 (fo͝og′ər)
Family of German financiers who exerted great economic and political influence in the 1400s and 1500s. Founded by Johannes (1348-1409), the family business was greatly expanded by his son Jakob (died 1469).
American Heritage® Dictionary of the English Language, Fifth Edition. Copyright © 2016 by Houghton Mifflin Harcourt Publishing Company. Published by Houghton Mifflin Harcourt Publishing Company. All rights reserved.

Fugger

(German ˈfʊɡər)
n
(Biography) a German family of merchants and bankers, prominent in 15th- and 16th-century Europe
Collins English Dictionary – Complete and Unabridged, 12th Edition 2014 © HarperCollins Publishers 1991, 1994, 1998, 2000, 2003, 2006, 2007, 2009, 2011, 2014
References in periodicals archive ?

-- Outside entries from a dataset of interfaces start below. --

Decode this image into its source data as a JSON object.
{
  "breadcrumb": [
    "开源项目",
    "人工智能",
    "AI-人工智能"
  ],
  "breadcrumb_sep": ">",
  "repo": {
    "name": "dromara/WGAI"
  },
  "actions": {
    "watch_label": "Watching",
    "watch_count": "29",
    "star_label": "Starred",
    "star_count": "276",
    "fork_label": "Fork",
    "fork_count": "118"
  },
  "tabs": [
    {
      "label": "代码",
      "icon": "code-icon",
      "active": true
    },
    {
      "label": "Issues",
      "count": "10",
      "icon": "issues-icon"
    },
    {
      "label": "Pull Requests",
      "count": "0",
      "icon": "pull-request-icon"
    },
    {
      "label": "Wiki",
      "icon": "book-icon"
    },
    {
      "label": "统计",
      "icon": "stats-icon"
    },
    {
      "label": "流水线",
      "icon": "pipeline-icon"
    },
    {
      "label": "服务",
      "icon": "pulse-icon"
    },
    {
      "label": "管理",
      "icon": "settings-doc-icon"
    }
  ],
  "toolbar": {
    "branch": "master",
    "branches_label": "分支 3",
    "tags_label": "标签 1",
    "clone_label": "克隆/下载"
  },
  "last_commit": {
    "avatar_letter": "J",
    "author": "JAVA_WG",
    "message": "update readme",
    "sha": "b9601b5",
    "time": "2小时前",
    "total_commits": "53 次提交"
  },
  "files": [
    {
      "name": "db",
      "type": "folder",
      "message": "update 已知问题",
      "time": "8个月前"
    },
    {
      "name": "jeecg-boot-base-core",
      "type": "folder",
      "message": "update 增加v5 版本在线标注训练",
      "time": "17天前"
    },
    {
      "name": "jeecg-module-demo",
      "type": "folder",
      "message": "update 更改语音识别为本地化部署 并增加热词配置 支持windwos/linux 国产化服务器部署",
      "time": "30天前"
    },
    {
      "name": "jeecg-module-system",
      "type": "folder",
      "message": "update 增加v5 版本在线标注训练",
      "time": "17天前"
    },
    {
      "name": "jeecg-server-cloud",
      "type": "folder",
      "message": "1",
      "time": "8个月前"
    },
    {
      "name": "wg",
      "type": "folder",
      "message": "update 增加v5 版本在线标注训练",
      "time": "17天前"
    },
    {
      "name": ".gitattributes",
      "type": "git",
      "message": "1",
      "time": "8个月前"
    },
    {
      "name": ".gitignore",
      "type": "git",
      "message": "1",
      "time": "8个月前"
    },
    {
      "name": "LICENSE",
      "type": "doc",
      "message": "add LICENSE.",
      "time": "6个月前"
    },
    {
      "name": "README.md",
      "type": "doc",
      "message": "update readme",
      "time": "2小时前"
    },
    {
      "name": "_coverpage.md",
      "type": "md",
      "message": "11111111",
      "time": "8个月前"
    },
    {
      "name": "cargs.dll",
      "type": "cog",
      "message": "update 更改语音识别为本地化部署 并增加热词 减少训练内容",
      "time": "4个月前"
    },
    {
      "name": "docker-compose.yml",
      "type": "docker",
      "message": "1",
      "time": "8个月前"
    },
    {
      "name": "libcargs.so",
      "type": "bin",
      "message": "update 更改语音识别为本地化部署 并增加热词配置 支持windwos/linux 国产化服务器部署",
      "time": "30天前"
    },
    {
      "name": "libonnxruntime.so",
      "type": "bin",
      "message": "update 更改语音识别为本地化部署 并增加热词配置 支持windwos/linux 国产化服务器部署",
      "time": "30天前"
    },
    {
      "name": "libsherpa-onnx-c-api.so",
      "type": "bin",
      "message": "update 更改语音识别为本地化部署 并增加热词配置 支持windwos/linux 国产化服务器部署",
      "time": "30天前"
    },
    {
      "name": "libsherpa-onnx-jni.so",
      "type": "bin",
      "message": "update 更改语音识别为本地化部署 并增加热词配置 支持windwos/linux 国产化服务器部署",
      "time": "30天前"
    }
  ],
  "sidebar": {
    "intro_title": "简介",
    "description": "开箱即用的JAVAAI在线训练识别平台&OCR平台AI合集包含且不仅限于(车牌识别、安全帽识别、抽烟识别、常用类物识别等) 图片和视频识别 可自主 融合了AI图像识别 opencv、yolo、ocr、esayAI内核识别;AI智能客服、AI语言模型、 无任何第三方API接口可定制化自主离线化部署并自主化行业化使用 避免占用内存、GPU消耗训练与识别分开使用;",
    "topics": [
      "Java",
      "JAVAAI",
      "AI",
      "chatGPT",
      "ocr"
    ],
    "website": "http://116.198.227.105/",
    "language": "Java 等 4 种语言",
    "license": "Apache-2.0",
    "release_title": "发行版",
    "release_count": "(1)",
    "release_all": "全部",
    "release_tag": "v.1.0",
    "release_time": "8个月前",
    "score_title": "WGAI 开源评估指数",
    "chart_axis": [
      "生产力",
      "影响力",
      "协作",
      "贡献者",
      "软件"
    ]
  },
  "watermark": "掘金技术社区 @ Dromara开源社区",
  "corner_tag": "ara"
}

When Kuran tells us that some European financiers were enormously rich, he also tells us that one famous example, the Fuggers, grew by marriage.
Most probably, Andrea Gabrieli mediated for the young artist a contact to the Fuggers, a family of prominent businessmen and bankers, in Augsburg.
Tirpitz tried by various publicist ventures to remind the nation of past naval legacies, those of the Vikings and the Hansa, of the Welsers and Fuggers, of Jacob of Courland and the Great Elector.
Igualmente sobre los comerciantes Fucares o Fuggers (3: 427n214), en donde de modo muy temprano se critica la administracion de la Casa de Austria, que estima se mejora con la de Borbon.
The Fuggers of Augsburg; pursuing wealth and honor in Renaissance Germany.
Although he still owed the Augsburg bankers, the Fuggers, several thousand ducats for the bribes he had dispensed for his election as Emperor, he was able to obtain ample funds for the prosecution of the Schmalkaldic War.
The Fuggers even created a unique medieval social housing project.
'The Welsers and the Fuggers, German banking families, lent Charles V a lot of the money which helped him bribe the electors of the Holy Roman Empire.
Other excellent interdisciplinary chapters include Gerhild Scholz Williams's account of sermons and tracts written as part of the persecution of witches and Jill Bepler's insights into book-collecting and libraries--the Fuggers of Augsburg, when they hit hard times, for example, had to sell 11,000 printed books to Duke Albrecht of Bavaria.